Many countries have a similar policy that denies media access to political parties which control less than 51% of the seats in Parliament.
1.6.2008 9:39pm
KeithK (mail):
I agree with Dilan that no one has a right to participate in anything. But couldn't some choices be construed as a contribution to some candidates? Let's say ABC only wanted to put Obama and Clinton on the stage saying that this made for the most useful debate for viewers. Edwards could reasonably say this was free advertising for Obama and Clinton. Sure there's a media exemption to campaign finance rules but when does it cross the line?

Personally I think ABC and other media outlets should have an unfettered right to do what it wants. But then I think George Soros and Rupert Murdoch each have a right to write a $100 million check to finance a candidate's campaign.
1.7.2008 1:56pm
dwlawson (www):

This is something that Dennis really needs!


I'm certainly no Kucinich fan and I don't believe that space aliens have visited, but I don't care for how much flack people have given him over his stating he saw a UFO.

Does no one know what UFO means?

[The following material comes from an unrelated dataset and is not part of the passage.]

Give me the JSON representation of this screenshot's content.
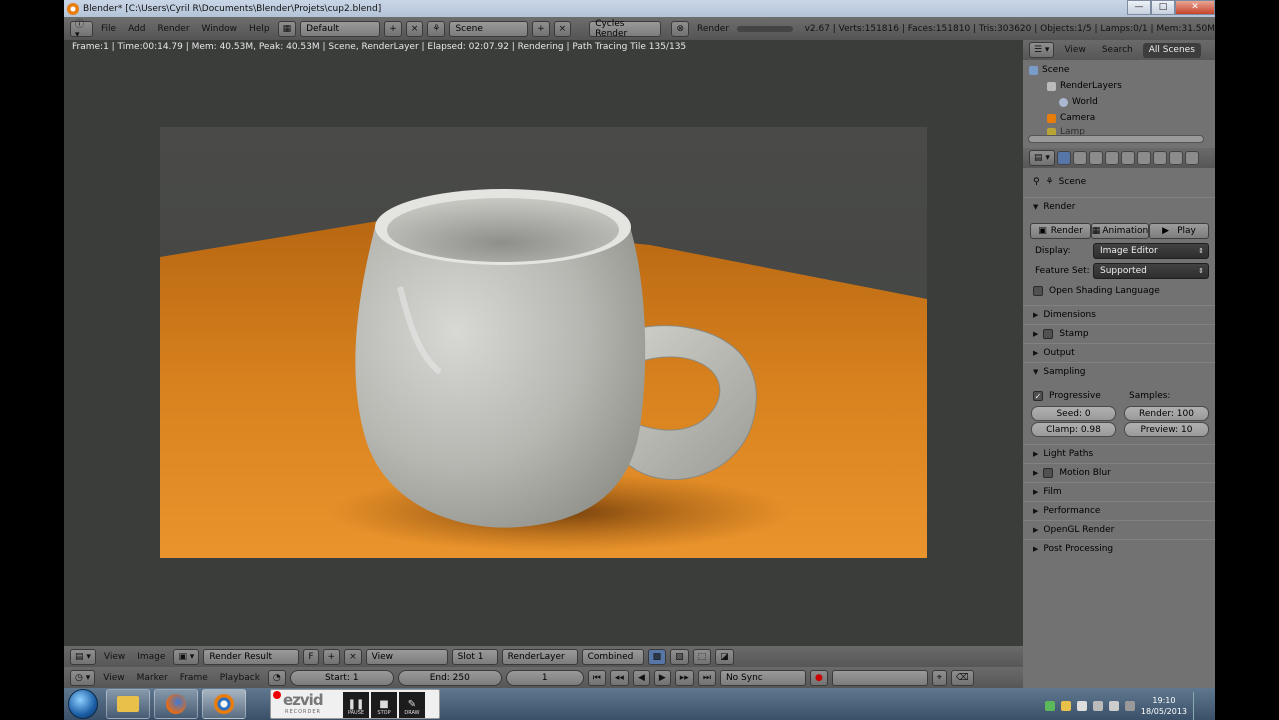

It doesn't necessarily mean space alien. It simply means you saw something flying in the air that you couldn't identify.

His statement is perfectly accurate and no indicator of whether he is a UFO kook or simply just a bit smarter than the average political commentator.
1.7.2008 8:11pm